● Entries taken from a collection
══════
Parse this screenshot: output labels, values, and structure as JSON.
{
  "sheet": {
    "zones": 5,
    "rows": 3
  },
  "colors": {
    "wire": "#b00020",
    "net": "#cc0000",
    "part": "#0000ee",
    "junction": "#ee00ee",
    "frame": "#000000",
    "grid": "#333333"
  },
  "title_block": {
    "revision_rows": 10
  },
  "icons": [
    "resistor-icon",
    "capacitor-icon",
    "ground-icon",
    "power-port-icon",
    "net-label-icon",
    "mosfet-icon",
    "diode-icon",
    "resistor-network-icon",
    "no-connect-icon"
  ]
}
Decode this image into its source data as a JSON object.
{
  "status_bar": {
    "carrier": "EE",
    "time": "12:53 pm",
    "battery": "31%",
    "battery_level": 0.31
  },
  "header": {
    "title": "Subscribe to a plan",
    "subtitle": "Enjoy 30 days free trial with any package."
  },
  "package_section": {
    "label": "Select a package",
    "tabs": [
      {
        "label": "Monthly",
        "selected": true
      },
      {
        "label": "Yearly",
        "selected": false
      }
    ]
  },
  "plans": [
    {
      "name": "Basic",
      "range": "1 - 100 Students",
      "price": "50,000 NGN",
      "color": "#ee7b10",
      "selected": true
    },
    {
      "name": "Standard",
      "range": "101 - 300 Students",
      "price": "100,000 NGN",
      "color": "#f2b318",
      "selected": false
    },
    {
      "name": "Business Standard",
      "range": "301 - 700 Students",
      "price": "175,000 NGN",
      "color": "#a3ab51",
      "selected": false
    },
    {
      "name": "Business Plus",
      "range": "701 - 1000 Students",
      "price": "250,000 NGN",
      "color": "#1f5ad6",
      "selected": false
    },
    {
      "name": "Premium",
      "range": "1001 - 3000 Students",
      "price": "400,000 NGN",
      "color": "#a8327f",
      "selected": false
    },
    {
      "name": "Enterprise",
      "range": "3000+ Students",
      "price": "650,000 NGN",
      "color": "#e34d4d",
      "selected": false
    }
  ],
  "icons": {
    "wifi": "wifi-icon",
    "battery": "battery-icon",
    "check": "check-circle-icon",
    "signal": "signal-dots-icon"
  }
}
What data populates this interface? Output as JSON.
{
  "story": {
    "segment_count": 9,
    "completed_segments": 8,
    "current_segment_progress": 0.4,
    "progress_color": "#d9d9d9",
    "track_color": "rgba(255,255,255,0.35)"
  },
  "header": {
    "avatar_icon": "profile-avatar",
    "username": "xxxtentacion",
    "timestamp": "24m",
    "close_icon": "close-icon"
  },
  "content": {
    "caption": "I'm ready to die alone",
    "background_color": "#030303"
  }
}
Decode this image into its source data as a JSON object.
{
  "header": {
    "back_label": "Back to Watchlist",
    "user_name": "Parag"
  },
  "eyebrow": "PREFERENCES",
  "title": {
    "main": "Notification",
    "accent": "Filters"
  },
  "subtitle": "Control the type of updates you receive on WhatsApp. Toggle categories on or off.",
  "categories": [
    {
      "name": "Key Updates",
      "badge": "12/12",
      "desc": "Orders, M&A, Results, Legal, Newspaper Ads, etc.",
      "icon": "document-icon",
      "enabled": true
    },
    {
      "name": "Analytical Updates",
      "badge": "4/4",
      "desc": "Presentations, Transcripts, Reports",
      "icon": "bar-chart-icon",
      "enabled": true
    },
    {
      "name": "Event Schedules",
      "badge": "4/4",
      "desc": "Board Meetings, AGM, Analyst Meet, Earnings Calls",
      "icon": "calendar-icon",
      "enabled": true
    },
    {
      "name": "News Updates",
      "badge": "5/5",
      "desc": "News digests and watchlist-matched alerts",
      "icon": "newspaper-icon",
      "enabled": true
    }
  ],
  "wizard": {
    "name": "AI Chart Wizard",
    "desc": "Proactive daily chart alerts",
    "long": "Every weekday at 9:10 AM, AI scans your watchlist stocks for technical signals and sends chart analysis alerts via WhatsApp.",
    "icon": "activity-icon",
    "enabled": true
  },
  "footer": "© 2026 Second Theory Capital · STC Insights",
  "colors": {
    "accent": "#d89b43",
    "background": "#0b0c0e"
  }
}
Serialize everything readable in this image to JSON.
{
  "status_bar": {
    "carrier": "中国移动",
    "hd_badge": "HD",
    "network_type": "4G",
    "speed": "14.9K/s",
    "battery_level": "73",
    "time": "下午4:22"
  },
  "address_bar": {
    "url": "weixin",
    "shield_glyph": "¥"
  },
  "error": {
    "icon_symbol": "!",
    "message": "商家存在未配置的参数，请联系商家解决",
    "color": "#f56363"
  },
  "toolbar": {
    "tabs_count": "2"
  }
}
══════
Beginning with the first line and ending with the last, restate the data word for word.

● Exercise solution
Parse this screenshot: output labels, values, and structure as JSON.
{
  "sheet": {
    "zones": 5,
    "rows": 3
  },
  "colors": {
    "wire": "#b00020",
    "net": "#cc0000",
    "part": "#0000ee",
    "junction": "#ee00ee",
    "frame": "#000000",
    "grid": "#333333"
  },
  "title_block": {
    "revision_rows": 10
  },
  "icons": [
    "resistor-icon",
    "capacitor-icon",
    "ground-icon",
    "power-port-icon",
    "net-label-icon",
    "mosfet-icon",
    "diode-icon",
    "resistor-network-icon",
    "no-connect-icon"
  ]
}
Decode this image into its source data as a JSON object.
{
  "status_bar": {
    "carrier": "EE",
    "time": "12:53 pm",
    "battery": "31%",
    "battery_level": 0.31
  },
  "header": {
    "title": "Subscribe to a plan",
    "subtitle": "Enjoy 30 days free trial with any package."
  },
  "package_section": {
    "label": "Select a package",
    "tabs": [
      {
        "label": "Monthly",
        "selected": true
      },
      {
        "label": "Yearly",
        "selected": false
      }
    ]
  },
  "plans": [
    {
      "name": "Basic",
      "range": "1 - 100 Students",
      "price": "50,000 NGN",
      "color": "#ee7b10",
      "selected": true
    },
    {
      "name": "Standard",
      "range": "101 - 300 Students",
      "price": "100,000 NGN",
      "color": "#f2b318",
      "selected": false
    },
    {
      "name": "Business Standard",
      "range": "301 - 700 Students",
      "price": "175,000 NGN",
      "color": "#a3ab51",
      "selected": false
    },
    {
      "name": "Business Plus",
      "range": "701 - 1000 Students",
      "price": "250,000 NGN",
      "color": "#1f5ad6",
      "selected": false
    },
    {
      "name": "Premium",
      "range": "1001 - 3000 Students",
      "price": "400,000 NGN",
      "color": "#a8327f",
      "selected": false
    },
    {
      "name": "Enterprise",
      "range": "3000+ Students",
      "price": "650,000 NGN",
      "color": "#e34d4d",
      "selected": false
    }
  ],
  "icons": {
    "wifi": "wifi-icon",
    "battery": "battery-icon",
    "check": "check-circle-icon",
    "signal": "signal-dots-icon"
  }
}
What data populates this interface? Output as JSON.
{
  "story": {
    "segment_count": 9,
    "completed_segments": 8,
    "current_segment_progress": 0.4,
    "progress_color": "#d9d9d9",
    "track_color": "rgba(255,255,255,0.35)"
  },
  "header": {
    "avatar_icon": "profile-avatar",
    "username": "xxxtentacion",
    "timestamp": "24m",
    "close_icon": "close-icon"
  },
  "content": {
    "caption": "I'm ready to die alone",
    "background_color": "#030303"
  }
}
Decode this image into its source data as a JSON object.
{
  "header": {
    "back_label": "Back to Watchlist",
    "user_name": "Parag"
  },
  "eyebrow": "PREFERENCES",
  "title": {
    "main": "Notification",
    "accent": "Filters"
  },
  "subtitle": "Control the type of updates you receive on WhatsApp. Toggle categories on or off.",
  "categories": [
    {
      "name": "Key Updates",
      "badge": "12/12",
      "desc": "Orders, M&A, Results, Legal, Newspaper Ads, etc.",
      "icon": "document-icon",
      "enabled": true
    },
    {
      "name": "Analytical Updates",
      "badge": "4/4",
      "desc": "Presentations, Transcripts, Reports",
      "icon": "bar-chart-icon",
      "enabled": true
    },
    {
      "name": "Event Schedules",
      "badge": "4/4",
      "desc": "Board Meetings, AGM, Analyst Meet, Earnings Calls",
      "icon": "calendar-icon",
      "enabled": true
    },
    {
      "name": "News Updates",
      "badge": "5/5",
      "desc": "News digests and watchlist-matched alerts",
      "icon": "newspaper-icon",
      "enabled": true
    }
  ],
  "wizard": {
    "name": "AI Chart Wizard",
    "desc": "Proactive daily chart alerts",
    "long": "Every weekday at 9:10 AM, AI scans your watchlist stocks for technical signals and sends chart analysis alerts via WhatsApp.",
    "icon": "activity-icon",
    "enabled": true
  },
  "footer": "© 2026 Second Theory Capital · STC Insights",
  "colors": {
    "accent": "#d89b43",
    "background": "#0b0c0e"
  }
}
Serialize everything readable in this image to JSON.
{
  "status_bar": {
    "carrier": "中国移动",
    "hd_badge": "HD",
    "network_type": "4G",
    "speed": "14.9K/s",
    "battery_level": "73",
    "time": "下午4:22"
  },
  "address_bar": {
    "url": "weixin",
    "shield_glyph": "¥"
  },
  "error": {
    "icon_symbol": "!",
    "message": "商家存在未配置的参数，请联系商家解决",
    "color": "#f56363"
  },
  "toolbar": {
    "tabs_count": "2"
  }
}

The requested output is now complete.